Authors: Sergio Sastre, Oscar Carpintero, Pedro Luis Lomas
Abstract: Within Economy-Wide Material Flow Accounting, the Physical Trade Balances have been widely acknowledged as a powerful tool to evaluate the allocation of environmental burdens through trade across nations. This article approaches this issue from a subnational perspective. The International (In) and Interregional (Ir) Physical Trade Balances (PTB) of the seventeen Spanish regions are calculated the period 1996-2010. Results show that: 1) interregional trade is as relevant as international trade in terms of the absolute physical exchanges. 2) The composition of the IrPTB and InPTB are qualitatively dissimilar. 3) Patterns of environmental burden shifting are also found at the regional scale. Our database covers only direct flows which may be conceived as a first step in the understanding of the subnational patterns of trade. Further debate and research must include estimates on indirect flows and/or raw material equivalents in order to complete the picture.

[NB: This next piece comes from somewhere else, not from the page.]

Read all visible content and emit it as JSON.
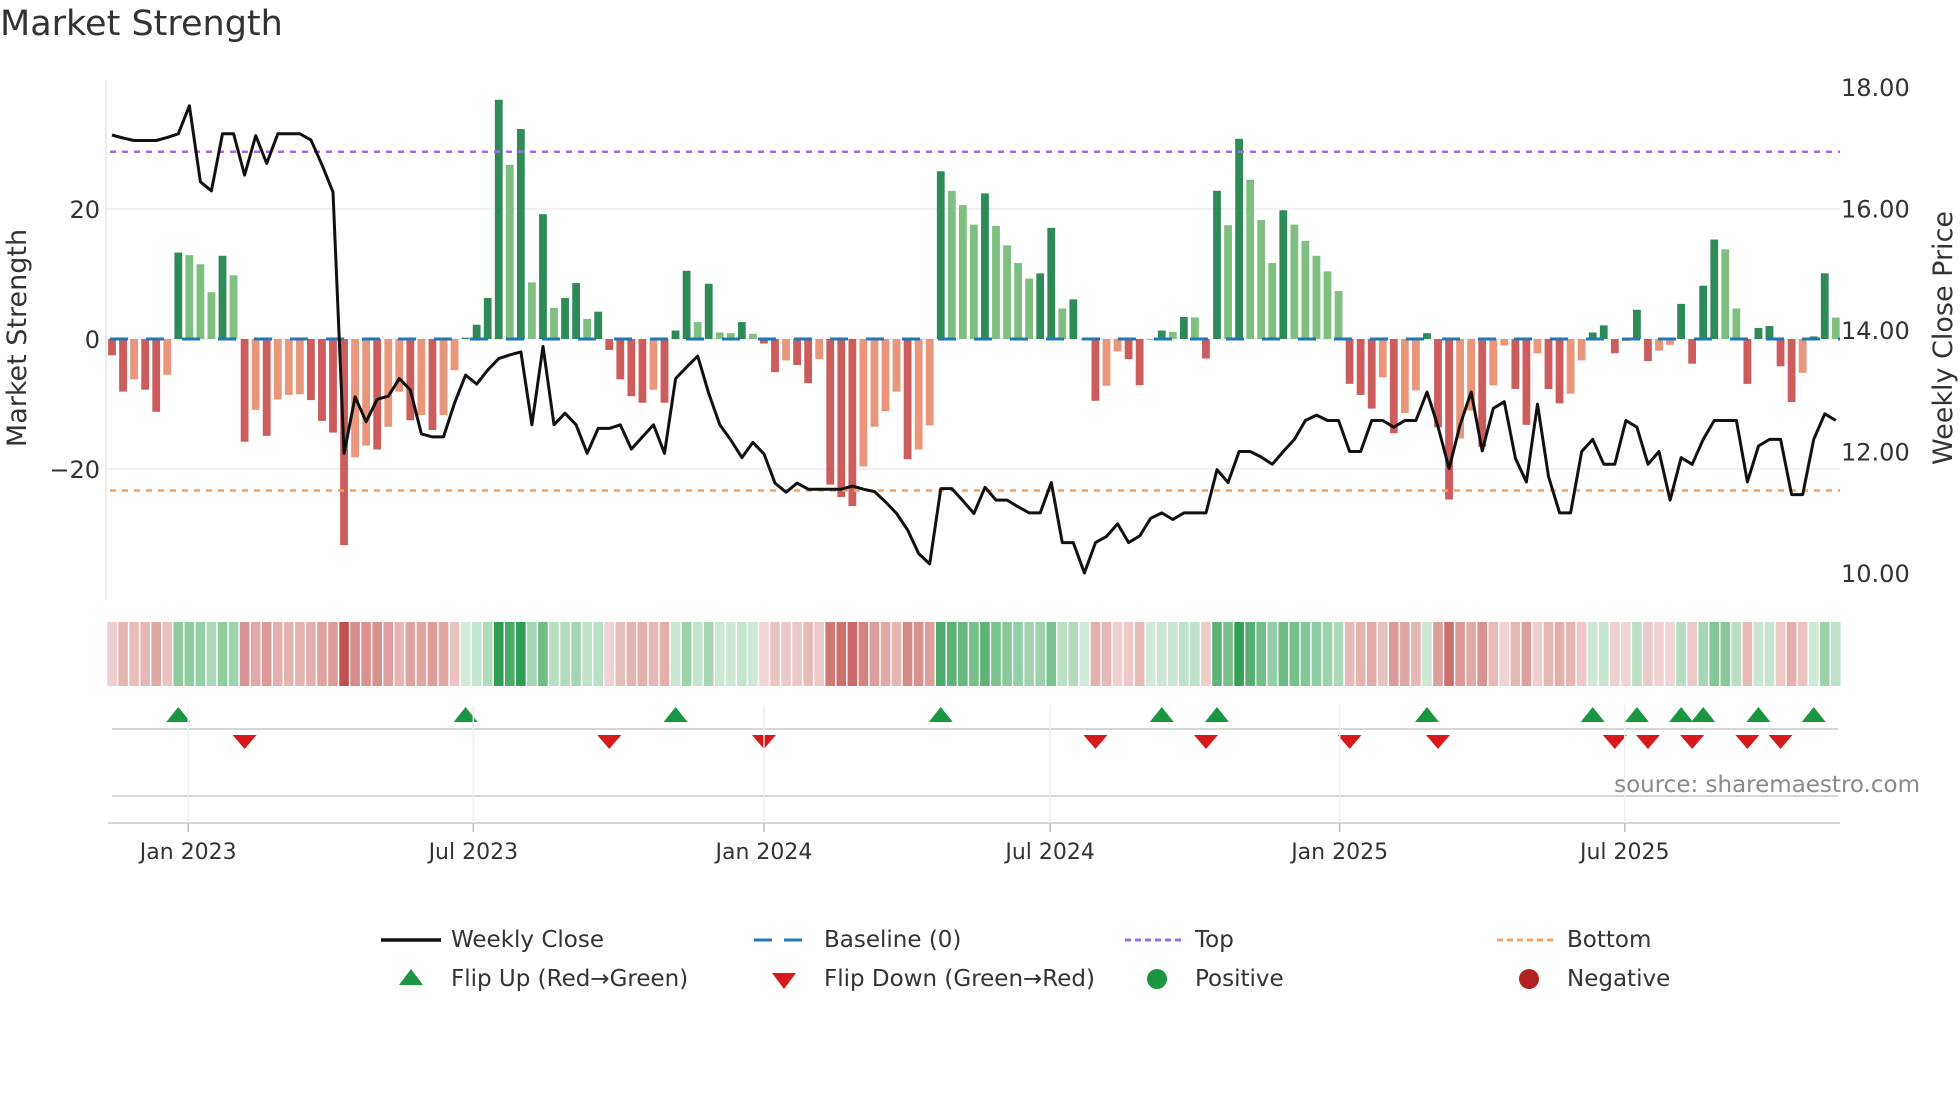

Looking at the supply chains from producer to consumer responsibility. (Water) Footprints at the micro and meso scale in Spain

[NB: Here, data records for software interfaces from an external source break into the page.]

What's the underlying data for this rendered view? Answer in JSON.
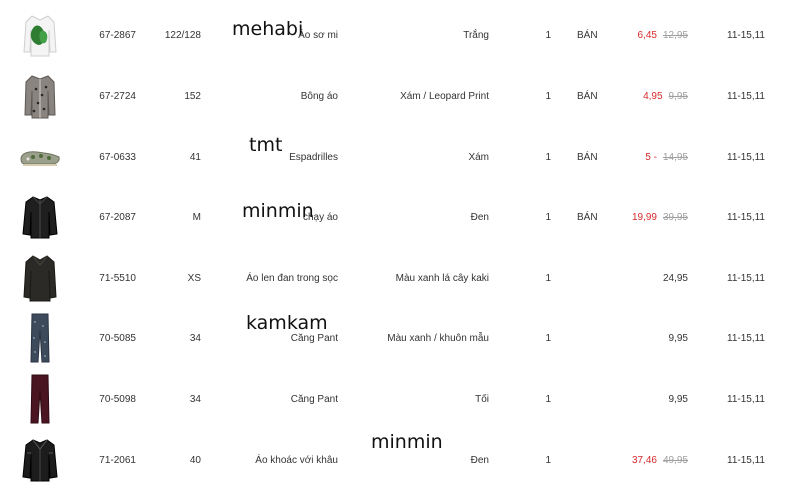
{
  "rows": [
    {
      "article": "67-2867",
      "size": "122/128",
      "description": "Áo sơ mi",
      "color": "Trắng",
      "qty": "1",
      "status": "BÁN",
      "price_sale": "6,45",
      "price_old": "12,95",
      "price": "",
      "date": "11-15,11",
      "thumb_icon": "shirt-icon"
    },
    {
      "article": "67-2724",
      "size": "152",
      "description": "Bông áo",
      "color": "Xám / Leopard Print",
      "qty": "1",
      "status": "BÁN",
      "price_sale": "4,95",
      "price_old": "9,95",
      "price": "",
      "date": "11-15,11",
      "thumb_icon": "shirt-icon"
    },
    {
      "article": "67-0633",
      "size": "41",
      "description": "Espadrilles",
      "color": "Xám",
      "qty": "1",
      "status": "BÁN",
      "price_sale": "5 -",
      "price_old": "14,95",
      "price": "",
      "date": "11-15,11",
      "thumb_icon": "shoe-icon"
    },
    {
      "article": "67-2087",
      "size": "M",
      "description": "chạy áo",
      "color": "Đen",
      "qty": "1",
      "status": "BÁN",
      "price_sale": "19,99",
      "price_old": "39,95",
      "price": "",
      "date": "11-15,11",
      "thumb_icon": "jacket-icon"
    },
    {
      "article": "71-5510",
      "size": "XS",
      "description": "Áo len đan trong sọc",
      "color": "Màu xanh lá cây kaki",
      "qty": "1",
      "status": "",
      "price_sale": "",
      "price_old": "",
      "price": "24,95",
      "date": "11-15,11",
      "thumb_icon": "sweater-icon"
    },
    {
      "article": "70-5085",
      "size": "34",
      "description": "Căng Pant",
      "color": "Màu xanh / khuôn mẫu",
      "qty": "1",
      "status": "",
      "price_sale": "",
      "price_old": "",
      "price": "9,95",
      "date": "11-15,11",
      "thumb_icon": "pants-icon"
    },
    {
      "article": "70-5098",
      "size": "34",
      "description": "Căng Pant",
      "color": "Tối",
      "qty": "1",
      "status": "",
      "price_sale": "",
      "price_old": "",
      "price": "9,95",
      "date": "11-15,11",
      "thumb_icon": "pants-icon"
    },
    {
      "article": "71-2061",
      "size": "40",
      "description": "Áo khoác với khâu",
      "color": "Đen",
      "qty": "1",
      "status": "",
      "price_sale": "37,46",
      "price_old": "49,95",
      "price": "",
      "date": "11-15,11",
      "thumb_icon": "jacket-icon"
    }
  ],
  "overlays": [
    "mehabi",
    "tmt",
    "minmin",
    "kamkam",
    "minmin"
  ],
  "colors": {
    "sale": "#d62b2b",
    "old": "#a0a0a0",
    "text": "#333333"
  }
}
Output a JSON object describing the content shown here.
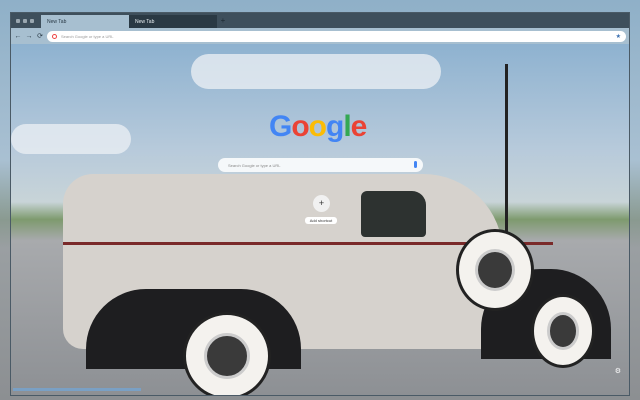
{
  "tabs": [
    {
      "label": "New Tab",
      "active": true
    },
    {
      "label": "New Tab",
      "active": false
    }
  ],
  "toolbar": {
    "back": "←",
    "forward": "→",
    "reload": "⟳",
    "omnibox_placeholder": "Search Google or type a URL",
    "star": "★"
  },
  "ntp": {
    "logo": [
      "G",
      "o",
      "o",
      "g",
      "l",
      "e"
    ],
    "logo_colors": [
      "#4285f4",
      "#ea4335",
      "#fbbc05",
      "#4285f4",
      "#34a853",
      "#ea4335"
    ],
    "search_placeholder": "Search Google or type a URL",
    "shortcut_icon": "+",
    "shortcut_label": "Add shortcut",
    "customize": "⚙"
  },
  "newtab_symbol": "+"
}
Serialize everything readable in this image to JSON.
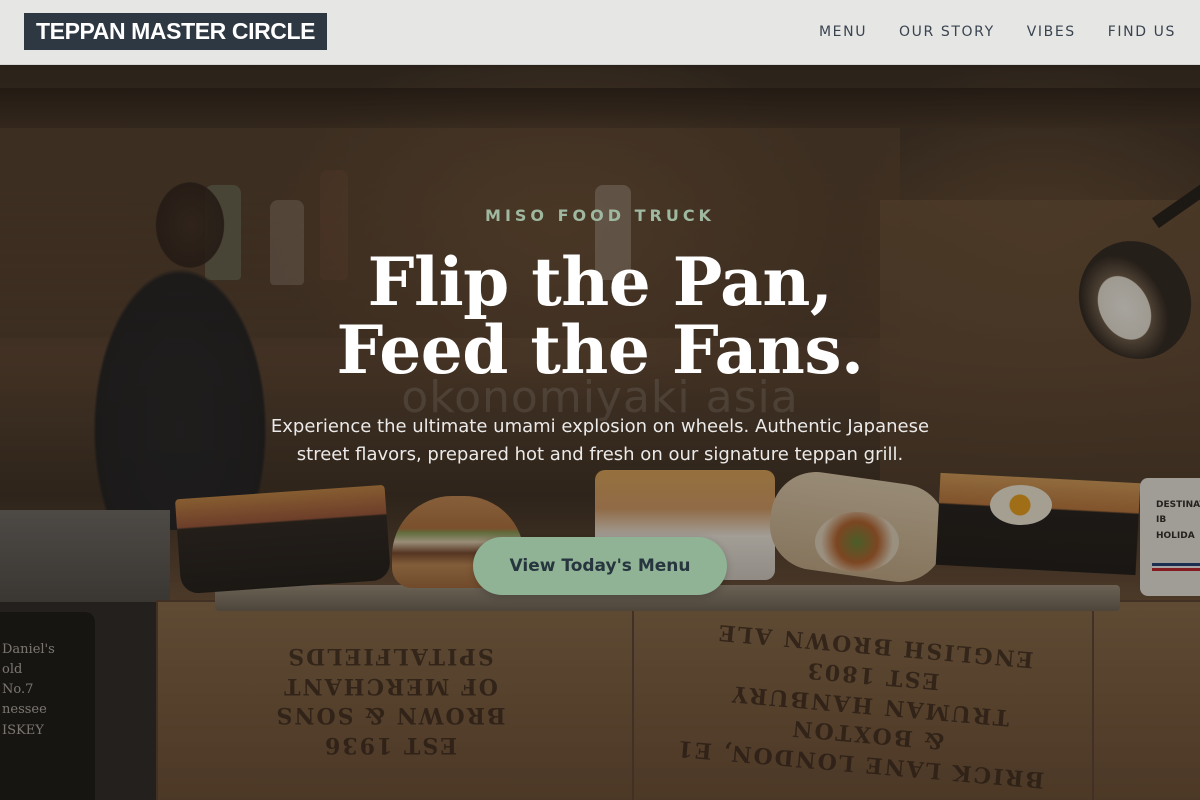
{
  "nav": {
    "brand": "TEPPAN MASTER CIRCLE",
    "links": [
      {
        "label": "MENU"
      },
      {
        "label": "OUR STORY"
      },
      {
        "label": "VIBES"
      },
      {
        "label": "FIND US"
      }
    ]
  },
  "hero": {
    "eyebrow": "MISO FOOD TRUCK",
    "headline_line1": "Flip the Pan,",
    "headline_line2": "Feed the Fans.",
    "subtext": "Experience the ultimate umami explosion on wheels. Authentic Japanese street flavors, prepared hot and fresh on our signature teppan grill.",
    "cta_label": "View Today's Menu"
  },
  "photo_text": {
    "watermark": "okonomiyaki asia",
    "can_label": "Daniel's\nold\nNo.7\nnessee\nISKEY",
    "crate_left": "EST 1936\nBROWN & SONS\nOF MERCHANT\nSPITALFIELDS",
    "crate_right": "BRICK LANE LONDON, E1\n& BOXTON\nTRUMAN HANBURY\nEST 1803\nENGLISH BROWN ALE",
    "mug_label": "DESTINAT\nIB\nHOLIDA"
  },
  "colors": {
    "nav_background": "#ececec",
    "brand_background": "#2d3842",
    "nav_link": "#3a4450",
    "eyebrow": "#9fb8a0",
    "cta_background": "#8fb394",
    "cta_text": "#27353f"
  }
}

Authors: Ignacio Cazcarro, Rosa Duarte, Julio Sánchez-chóliz
Abstract: The footprints of production and consumption have been widely computed and discussed in the literature of input-output (IO) with different treatment of responsibilities. Among the key issues to obtain coherent measures we find the questions of imports assumptions, levels of spatial aggregation, and the possibility of assigning, tracking and identifying responsibilities at intermediate sectoral or individual levels. In the past years, we have combined the information of a multiregional input-output model for the 17 Spanish regions (plus the regions of European Union and Rest of the World) with GIS and micro data to lower the spatial scale, especially in order to provide information to local municipalities. This leaded us to perform specific applications, such as the influence of regional consumption on localized areas of other regions. We show the very different distribution of impacts of domestic households, national and foreign tourism, being the foreign impacts particularly concentrated in space.

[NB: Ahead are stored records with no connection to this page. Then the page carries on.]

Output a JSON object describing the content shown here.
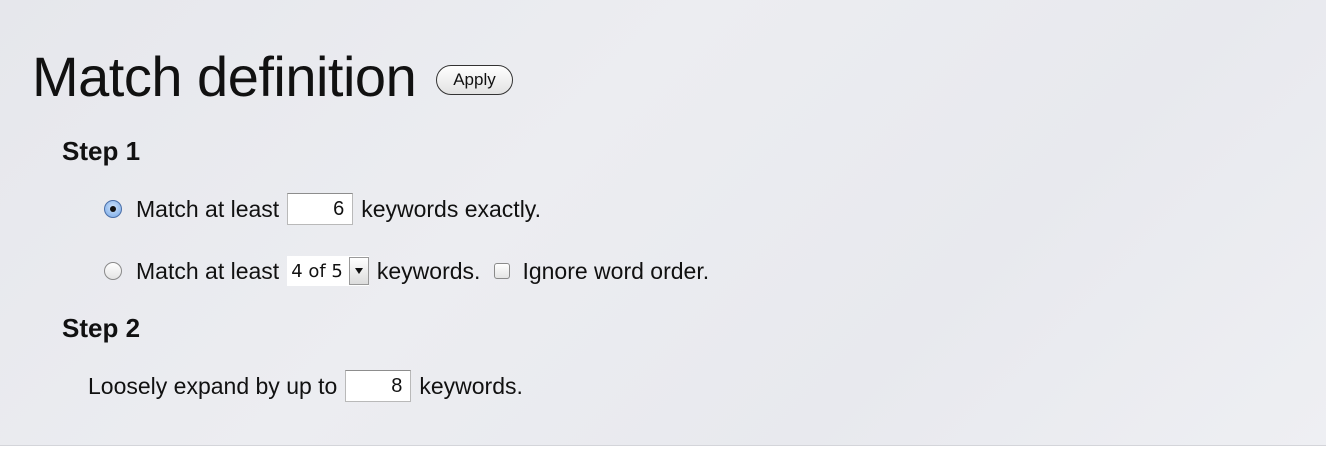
{
  "header": {
    "title": "Match definition",
    "apply_label": "Apply"
  },
  "step1": {
    "heading": "Step 1",
    "option_exact": {
      "selected": true,
      "prefix": "Match at least",
      "value": "6",
      "suffix": "keywords exactly."
    },
    "option_fuzzy": {
      "selected": false,
      "prefix": "Match at least",
      "select_value": "4 of 5",
      "suffix": "keywords.",
      "ignore_order_checked": false,
      "ignore_order_label": "Ignore word order."
    }
  },
  "step2": {
    "heading": "Step 2",
    "prefix": "Loosely expand by up to",
    "value": "8",
    "suffix": "keywords."
  },
  "icons": {
    "radio_selected": "radio-selected-icon",
    "dropdown": "chevron-down-icon"
  }
}
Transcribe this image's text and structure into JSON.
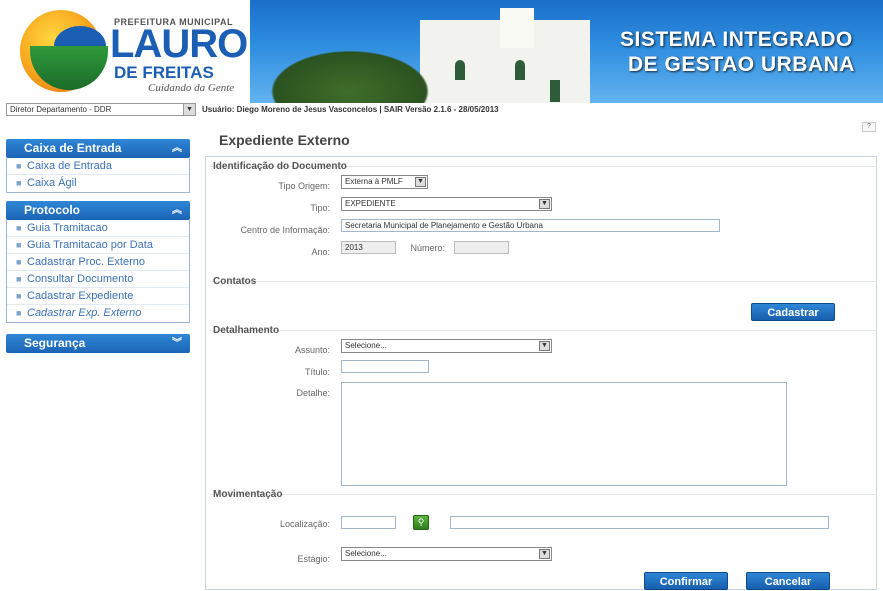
{
  "header": {
    "prefeitura": "PREFEITURA MUNICIPAL",
    "lauro": "LAURO",
    "freitas": "DE FREITAS",
    "slogan": "Cuidando da Gente",
    "system_line1": "SISTEMA INTEGRADO",
    "system_line2": "DE GESTAO URBANA"
  },
  "topbar": {
    "department": "Diretor Departamento - DDR",
    "user_info": "Usuário: Diego Moreno de Jesus Vasconcelos | SAIR Versão 2.1.6 - 28/05/2013",
    "help_label": "?"
  },
  "sidebar": {
    "sections": [
      {
        "title": "Caixa de Entrada",
        "items": [
          "Caixa de Entrada",
          "Caixa Ágil"
        ]
      },
      {
        "title": "Protocolo",
        "items": [
          "Guia Tramitacao",
          "Guia Tramitacao por Data",
          "Cadastrar Proc. Externo",
          "Consultar Documento",
          "Cadastrar Expediente",
          "Cadastrar Exp. Externo"
        ]
      },
      {
        "title": "Segurança",
        "items": []
      }
    ]
  },
  "main": {
    "title": "Expediente Externo",
    "identificacao": {
      "legend": "Identificação do Documento",
      "tipo_origem_label": "Tipo Origem:",
      "tipo_origem_value": "Externa à PMLF",
      "tipo_label": "Tipo:",
      "tipo_value": "EXPEDIENTE",
      "centro_label": "Centro de Informação:",
      "centro_value": "Secretaria Municipal de Planejamento e Gestão Urbana",
      "ano_label": "Ano:",
      "ano_value": "2013",
      "numero_label": "Número:",
      "numero_value": ""
    },
    "contatos": {
      "legend": "Contatos",
      "cadastrar_label": "Cadastrar"
    },
    "detalhamento": {
      "legend": "Detalhamento",
      "assunto_label": "Assunto:",
      "assunto_value": "Selecione...",
      "titulo_label": "Título:",
      "titulo_value": "",
      "detalhe_label": "Detalhe:",
      "detalhe_value": ""
    },
    "movimentacao": {
      "legend": "Movimentação",
      "localizacao_label": "Localização:",
      "localizacao_code": "",
      "localizacao_desc": "",
      "estagio_label": "Estágio:",
      "estagio_value": "Selecione..."
    },
    "actions": {
      "confirmar": "Confirmar",
      "cancelar": "Cancelar"
    }
  }
}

Learning from the material intensity of nickel
Authors: Barbara Reck, Thomas E. Graedel
Abstract: A country’s material requirements vary with its level of industrialization and development, with emerging economies showing higher material demand than mature economies. A key question is how emerging economies can achieve their goal of higher living standards for all without exhausting the resources of our planet. To answer this question it is helpful to understand the current and past material intensity of use for countries at different economic development stages. In this study we analyze the use of nickel for 52 countries for the period 1950-2010, data generated through a dynamic material flow analysis. Preliminary results show no clear pattern for nickel’s material intensity of use in industrialized countries, suggesting other drivers than just GDP. We identify substitution as a key influencing factor, particularly towards nickel-free stainless steels. In the material selection process such substitution effects reflect different consumer preferences in terms of performance, appearance and price.